5. I think the decision in Bhagat Mal Sahu v. Abdul Karim 34 Ind. Cas. 23 correctly sums up the settled law .on the subject of the immoral debts, when it lays down that, ''in some way by reasonable legal proof it must be shown that there is a connation between the debt and the immoral purpose.'
6. In this case that condition does not seem to be satisfied by mere proof that 1st defendant was leading an immoral life, coupled with .the negative evidence that the income of his estate was sufficient for the family needs and that there was no trade or business necessitating borrowing of loans.
7. The finding of both the lower Courts that defendants Nos. 3 and 4 had discharged the onus that lay upon them is, thus, not a finding which can be justified upon the facts which have been found from the evidence to exist.
8. Although I am reluctant to interfere with what is, on its face, a finding of fact, especially where the lower Courts have had in their minds the principle s governing the question to be decided, I think that they have gone too far in holding that the onus was discharged when the materials before them do not establish any direct connection, between the suit debt and the 1st defendant's immorality, and there is nothing more tangible than a mere surmise to connect the debt with the immorality. Defendants Nos. 3 and 4 should have proved that, at least, some part of the consideration for Exhibit B was spent for immoral purposes. The case in Ram Nath v. Bulaqi Ram 17 Ind. Cas. 735, followed by the Subordinate Judge, itself enunciates the principle that there must be clear connection between the immoral life and the debts contracted; though, in applying that principle, the learned Judges have considerably widened it by assuming that every debt contracted at a time when the debtor was living a riotous life must necessarily have been devoted to immoral purposes.
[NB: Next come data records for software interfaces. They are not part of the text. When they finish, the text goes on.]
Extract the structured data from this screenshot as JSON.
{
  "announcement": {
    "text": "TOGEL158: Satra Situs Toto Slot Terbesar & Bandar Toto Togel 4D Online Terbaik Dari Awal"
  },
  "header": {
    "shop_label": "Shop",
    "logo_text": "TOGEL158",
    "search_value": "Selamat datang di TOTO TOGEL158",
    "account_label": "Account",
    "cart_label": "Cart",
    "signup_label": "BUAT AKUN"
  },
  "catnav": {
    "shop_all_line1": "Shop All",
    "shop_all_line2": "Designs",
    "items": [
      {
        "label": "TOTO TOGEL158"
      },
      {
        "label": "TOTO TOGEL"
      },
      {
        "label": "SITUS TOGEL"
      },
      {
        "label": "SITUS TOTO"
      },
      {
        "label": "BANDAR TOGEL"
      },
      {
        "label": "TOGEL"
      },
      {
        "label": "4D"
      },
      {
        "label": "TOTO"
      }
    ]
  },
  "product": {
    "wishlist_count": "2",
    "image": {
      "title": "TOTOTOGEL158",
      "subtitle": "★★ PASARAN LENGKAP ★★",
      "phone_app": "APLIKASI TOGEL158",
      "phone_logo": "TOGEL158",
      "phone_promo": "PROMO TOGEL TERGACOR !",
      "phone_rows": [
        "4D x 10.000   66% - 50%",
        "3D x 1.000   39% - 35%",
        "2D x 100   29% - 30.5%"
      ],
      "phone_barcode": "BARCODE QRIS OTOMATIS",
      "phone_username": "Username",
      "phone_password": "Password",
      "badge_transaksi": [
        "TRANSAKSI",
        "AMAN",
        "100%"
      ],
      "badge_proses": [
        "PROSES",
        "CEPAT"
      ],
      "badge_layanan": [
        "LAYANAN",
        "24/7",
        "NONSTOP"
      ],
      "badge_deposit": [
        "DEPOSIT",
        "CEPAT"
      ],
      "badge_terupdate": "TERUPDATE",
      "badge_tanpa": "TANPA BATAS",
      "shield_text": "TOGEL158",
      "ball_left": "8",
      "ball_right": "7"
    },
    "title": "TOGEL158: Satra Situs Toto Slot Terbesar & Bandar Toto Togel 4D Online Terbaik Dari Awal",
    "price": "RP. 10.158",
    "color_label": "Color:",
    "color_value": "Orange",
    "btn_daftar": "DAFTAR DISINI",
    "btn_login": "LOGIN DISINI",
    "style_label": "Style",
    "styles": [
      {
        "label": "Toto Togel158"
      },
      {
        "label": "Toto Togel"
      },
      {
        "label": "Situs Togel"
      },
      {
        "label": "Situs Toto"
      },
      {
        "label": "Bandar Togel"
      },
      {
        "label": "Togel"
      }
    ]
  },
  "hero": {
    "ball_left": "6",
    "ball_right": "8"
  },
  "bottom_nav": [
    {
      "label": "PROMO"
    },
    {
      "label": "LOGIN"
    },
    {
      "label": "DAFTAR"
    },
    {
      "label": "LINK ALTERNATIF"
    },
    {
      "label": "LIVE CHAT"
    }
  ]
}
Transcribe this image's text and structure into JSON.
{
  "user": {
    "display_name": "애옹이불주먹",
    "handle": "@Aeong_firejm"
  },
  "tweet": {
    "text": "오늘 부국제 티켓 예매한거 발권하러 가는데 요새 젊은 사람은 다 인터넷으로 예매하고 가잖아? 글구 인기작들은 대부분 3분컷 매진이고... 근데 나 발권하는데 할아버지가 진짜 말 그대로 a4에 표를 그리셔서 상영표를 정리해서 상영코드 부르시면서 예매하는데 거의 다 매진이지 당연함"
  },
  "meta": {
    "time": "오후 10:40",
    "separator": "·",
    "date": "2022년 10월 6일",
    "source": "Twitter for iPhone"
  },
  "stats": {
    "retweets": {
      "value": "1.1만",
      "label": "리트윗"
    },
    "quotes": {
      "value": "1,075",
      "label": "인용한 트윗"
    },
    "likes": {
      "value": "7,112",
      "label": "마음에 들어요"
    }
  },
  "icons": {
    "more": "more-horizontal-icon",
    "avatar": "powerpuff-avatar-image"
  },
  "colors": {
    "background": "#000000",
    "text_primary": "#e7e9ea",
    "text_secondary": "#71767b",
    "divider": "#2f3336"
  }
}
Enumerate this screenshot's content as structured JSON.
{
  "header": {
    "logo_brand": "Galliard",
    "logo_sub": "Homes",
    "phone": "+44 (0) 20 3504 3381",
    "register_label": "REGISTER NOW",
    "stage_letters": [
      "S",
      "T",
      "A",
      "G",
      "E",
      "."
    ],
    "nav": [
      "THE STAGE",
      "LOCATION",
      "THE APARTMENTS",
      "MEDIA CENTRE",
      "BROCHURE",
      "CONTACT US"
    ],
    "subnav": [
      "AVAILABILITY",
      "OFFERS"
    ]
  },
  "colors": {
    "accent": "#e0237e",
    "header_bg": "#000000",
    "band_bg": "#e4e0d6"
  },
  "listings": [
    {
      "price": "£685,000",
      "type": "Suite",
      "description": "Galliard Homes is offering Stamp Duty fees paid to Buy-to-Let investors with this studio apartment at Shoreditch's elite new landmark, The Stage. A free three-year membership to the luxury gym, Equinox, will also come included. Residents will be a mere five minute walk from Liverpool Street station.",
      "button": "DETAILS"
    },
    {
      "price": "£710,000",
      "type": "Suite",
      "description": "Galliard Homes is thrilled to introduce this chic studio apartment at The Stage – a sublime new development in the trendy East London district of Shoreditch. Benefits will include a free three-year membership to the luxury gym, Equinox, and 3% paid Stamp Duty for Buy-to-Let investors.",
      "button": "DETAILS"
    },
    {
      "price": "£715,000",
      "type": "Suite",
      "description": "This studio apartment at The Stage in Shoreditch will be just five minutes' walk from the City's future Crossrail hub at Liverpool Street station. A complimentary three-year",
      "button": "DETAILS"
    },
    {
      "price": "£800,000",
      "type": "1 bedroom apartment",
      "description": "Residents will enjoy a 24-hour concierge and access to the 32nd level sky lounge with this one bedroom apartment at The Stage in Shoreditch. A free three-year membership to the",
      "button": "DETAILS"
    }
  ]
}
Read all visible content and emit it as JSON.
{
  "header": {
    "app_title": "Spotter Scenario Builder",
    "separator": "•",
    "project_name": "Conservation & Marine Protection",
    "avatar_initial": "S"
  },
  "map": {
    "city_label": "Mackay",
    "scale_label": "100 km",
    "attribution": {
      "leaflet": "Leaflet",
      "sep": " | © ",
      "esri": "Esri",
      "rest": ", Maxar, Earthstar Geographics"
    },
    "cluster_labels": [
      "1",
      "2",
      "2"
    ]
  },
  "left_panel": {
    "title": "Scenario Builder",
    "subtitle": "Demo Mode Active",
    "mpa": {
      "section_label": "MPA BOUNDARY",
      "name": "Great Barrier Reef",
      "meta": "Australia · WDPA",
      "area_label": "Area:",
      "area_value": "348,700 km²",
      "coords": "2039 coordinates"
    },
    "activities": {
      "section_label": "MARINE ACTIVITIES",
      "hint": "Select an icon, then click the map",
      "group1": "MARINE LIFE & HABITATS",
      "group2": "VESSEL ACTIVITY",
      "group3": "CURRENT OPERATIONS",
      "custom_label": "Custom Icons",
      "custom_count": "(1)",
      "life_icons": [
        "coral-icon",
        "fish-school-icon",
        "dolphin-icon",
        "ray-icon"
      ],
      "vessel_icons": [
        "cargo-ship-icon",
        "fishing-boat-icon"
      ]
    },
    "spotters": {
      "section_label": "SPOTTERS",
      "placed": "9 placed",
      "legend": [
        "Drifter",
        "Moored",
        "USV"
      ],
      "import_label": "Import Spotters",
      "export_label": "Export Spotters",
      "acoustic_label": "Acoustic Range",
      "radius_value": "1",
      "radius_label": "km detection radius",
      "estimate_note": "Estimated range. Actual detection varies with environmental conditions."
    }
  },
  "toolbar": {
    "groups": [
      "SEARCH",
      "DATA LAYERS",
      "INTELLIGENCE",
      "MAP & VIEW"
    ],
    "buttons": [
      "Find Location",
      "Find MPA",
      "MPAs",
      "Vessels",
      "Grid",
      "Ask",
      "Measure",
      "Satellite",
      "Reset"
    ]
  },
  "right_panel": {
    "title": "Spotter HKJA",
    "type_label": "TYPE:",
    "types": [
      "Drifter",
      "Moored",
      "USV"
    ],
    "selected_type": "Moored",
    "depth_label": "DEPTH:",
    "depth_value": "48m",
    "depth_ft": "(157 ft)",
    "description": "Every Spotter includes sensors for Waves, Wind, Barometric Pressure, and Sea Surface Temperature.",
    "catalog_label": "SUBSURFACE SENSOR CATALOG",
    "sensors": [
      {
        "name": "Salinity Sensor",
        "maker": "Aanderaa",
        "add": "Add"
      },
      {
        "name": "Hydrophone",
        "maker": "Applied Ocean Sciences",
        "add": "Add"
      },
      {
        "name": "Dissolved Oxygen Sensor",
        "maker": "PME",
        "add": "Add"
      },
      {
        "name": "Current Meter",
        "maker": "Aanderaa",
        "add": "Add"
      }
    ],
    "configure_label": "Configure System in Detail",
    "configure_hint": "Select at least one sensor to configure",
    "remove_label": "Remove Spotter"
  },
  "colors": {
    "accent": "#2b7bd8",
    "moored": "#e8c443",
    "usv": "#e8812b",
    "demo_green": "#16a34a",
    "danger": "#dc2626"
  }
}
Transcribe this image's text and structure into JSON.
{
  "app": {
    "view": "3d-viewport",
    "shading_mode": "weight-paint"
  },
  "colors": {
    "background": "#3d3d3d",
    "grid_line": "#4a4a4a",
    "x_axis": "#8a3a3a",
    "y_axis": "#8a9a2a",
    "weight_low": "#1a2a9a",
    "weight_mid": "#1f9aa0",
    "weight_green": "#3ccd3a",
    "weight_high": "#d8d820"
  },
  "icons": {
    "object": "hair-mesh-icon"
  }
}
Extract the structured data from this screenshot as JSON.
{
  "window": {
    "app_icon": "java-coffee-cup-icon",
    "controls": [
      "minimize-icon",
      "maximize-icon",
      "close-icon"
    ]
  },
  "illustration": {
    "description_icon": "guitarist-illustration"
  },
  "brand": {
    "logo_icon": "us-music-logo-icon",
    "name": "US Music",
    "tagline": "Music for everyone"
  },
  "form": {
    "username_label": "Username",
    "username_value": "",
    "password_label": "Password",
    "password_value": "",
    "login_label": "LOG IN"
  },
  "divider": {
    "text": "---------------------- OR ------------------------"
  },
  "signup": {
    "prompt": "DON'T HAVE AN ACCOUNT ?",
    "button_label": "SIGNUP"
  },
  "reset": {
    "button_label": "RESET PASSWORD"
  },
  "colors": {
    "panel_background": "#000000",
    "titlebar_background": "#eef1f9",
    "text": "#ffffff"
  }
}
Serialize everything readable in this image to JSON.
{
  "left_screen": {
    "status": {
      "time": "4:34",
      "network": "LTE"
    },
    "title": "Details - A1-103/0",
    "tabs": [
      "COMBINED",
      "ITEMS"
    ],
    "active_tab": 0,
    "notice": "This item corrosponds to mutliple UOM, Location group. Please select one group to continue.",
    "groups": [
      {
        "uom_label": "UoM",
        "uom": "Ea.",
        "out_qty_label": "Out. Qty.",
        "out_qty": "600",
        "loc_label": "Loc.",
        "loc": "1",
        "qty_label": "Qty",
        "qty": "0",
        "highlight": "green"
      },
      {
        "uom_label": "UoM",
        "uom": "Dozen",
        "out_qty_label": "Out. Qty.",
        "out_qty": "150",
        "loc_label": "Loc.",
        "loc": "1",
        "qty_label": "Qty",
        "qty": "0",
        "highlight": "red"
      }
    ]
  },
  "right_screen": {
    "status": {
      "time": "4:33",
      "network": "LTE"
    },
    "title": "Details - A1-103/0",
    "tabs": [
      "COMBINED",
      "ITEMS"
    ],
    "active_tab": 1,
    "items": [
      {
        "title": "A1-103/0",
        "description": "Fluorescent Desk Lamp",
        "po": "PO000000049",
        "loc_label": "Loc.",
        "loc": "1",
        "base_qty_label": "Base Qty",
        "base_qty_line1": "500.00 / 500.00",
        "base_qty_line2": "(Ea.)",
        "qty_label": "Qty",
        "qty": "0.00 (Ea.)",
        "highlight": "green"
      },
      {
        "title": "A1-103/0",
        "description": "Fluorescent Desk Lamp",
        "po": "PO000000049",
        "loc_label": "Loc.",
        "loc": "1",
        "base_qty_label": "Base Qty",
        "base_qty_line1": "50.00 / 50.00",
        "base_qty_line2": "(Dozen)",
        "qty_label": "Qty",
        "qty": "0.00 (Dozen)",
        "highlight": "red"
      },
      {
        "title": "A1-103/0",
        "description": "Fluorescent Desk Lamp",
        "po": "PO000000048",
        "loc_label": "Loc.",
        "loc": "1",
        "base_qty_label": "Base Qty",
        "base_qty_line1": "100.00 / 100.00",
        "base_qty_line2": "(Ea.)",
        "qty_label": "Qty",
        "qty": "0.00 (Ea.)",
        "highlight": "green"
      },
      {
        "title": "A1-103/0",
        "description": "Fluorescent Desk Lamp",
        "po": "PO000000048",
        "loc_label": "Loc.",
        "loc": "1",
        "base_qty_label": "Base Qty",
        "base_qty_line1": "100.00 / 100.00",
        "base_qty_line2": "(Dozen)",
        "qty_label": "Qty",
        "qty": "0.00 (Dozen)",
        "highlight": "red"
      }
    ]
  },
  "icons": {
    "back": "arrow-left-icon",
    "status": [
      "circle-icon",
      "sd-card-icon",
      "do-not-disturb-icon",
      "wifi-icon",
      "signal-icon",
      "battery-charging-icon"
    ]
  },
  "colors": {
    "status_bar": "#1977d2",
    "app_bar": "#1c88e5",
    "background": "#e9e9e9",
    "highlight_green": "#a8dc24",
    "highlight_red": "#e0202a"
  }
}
9. I, therefore, agree with my learned brother in allowing the second appeal on this point and upon the question of interest also as to which I have nothing to add to what he has said